Samson Kambalu’s sculpture Antelope, depicts a 1914 photograph of Baptist preacher John Chilembwe and European missionary John Chorley.
It has been chosen alongside Teresa Margolles’s sculpture which features casts of the faces of 850 trans people.
They will go on display in 2022 and 2024 respectively.
Kambalu said the original picture his artwork was based on “looks ordinary” at a first glance.
“But when you research the photograph, you find that actually there’s subversion there, because at that time in 1914 it was forbidden for Africans to wear hats before white people,” he said.
“For me, the Fourth Plinth and my proposals were always going to be a litmus test for how much I belong to British society as an African and as a cosmopolitan, and so this fills me with joy and excitement.”
In his design, Chilembwe is larger than life while Chorley is life-size. The judges said by increasing his scale, the artist elevated Chilembwe and his story, revealing the hidden narratives of underrepresented people in the history of the British Empire in Africa and beyond.
He added: “When I proposed, this was before Black Lives Matter and George Floyd had been taken into the mainstream and I thought I was just going to be like the underdog, because I had made up my mind that I was going to propose something meaningful to me as an African.
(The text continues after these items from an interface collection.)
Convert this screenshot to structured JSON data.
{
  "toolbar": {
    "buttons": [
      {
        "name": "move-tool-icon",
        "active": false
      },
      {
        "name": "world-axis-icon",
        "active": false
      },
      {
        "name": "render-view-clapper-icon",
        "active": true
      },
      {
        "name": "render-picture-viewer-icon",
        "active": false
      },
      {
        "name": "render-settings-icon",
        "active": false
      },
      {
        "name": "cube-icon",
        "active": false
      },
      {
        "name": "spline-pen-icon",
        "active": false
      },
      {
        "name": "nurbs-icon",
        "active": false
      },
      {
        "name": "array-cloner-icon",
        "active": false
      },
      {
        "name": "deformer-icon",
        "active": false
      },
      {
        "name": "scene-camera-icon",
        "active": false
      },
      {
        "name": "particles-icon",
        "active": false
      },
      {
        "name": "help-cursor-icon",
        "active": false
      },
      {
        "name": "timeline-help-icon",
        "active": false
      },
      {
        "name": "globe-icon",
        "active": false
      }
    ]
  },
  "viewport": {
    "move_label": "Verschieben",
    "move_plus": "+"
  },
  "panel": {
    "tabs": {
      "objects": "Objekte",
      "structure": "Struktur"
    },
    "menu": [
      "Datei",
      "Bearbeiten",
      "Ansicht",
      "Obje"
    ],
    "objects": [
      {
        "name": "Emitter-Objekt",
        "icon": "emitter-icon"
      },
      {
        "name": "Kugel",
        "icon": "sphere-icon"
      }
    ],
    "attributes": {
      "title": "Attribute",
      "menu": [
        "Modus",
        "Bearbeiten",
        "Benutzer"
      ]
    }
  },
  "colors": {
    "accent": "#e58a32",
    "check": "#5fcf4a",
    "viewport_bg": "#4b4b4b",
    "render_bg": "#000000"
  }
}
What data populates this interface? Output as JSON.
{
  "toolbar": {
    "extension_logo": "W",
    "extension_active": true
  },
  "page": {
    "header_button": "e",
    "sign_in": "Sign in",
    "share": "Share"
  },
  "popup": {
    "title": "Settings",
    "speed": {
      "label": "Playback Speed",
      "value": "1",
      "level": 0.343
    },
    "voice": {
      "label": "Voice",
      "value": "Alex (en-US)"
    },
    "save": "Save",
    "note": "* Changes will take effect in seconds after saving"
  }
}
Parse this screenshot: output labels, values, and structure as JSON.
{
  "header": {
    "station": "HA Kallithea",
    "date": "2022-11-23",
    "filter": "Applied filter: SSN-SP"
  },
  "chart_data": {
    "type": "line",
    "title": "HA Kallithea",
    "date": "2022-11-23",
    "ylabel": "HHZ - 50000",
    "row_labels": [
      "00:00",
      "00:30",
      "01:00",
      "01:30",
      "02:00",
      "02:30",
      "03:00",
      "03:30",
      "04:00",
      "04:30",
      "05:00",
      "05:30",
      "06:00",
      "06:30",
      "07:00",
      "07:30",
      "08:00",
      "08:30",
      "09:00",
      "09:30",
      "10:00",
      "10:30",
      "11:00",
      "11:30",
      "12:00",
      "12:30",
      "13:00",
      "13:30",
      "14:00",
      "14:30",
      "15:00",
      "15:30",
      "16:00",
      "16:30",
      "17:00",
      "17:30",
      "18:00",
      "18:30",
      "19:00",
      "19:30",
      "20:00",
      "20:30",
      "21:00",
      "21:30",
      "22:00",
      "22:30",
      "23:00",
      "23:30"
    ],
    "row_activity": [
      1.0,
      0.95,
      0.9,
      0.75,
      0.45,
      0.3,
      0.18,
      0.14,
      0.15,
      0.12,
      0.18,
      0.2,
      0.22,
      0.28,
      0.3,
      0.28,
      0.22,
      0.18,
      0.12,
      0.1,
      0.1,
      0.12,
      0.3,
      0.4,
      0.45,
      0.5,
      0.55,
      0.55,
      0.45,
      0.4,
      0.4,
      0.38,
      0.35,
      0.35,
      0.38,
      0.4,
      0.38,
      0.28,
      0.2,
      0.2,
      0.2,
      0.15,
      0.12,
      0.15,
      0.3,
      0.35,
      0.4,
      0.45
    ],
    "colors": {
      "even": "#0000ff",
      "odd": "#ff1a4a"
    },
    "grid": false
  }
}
“But we have to start putting detail to the black experience, we have to start putting detail to the African experience, to the post-colonial experience.” – BBC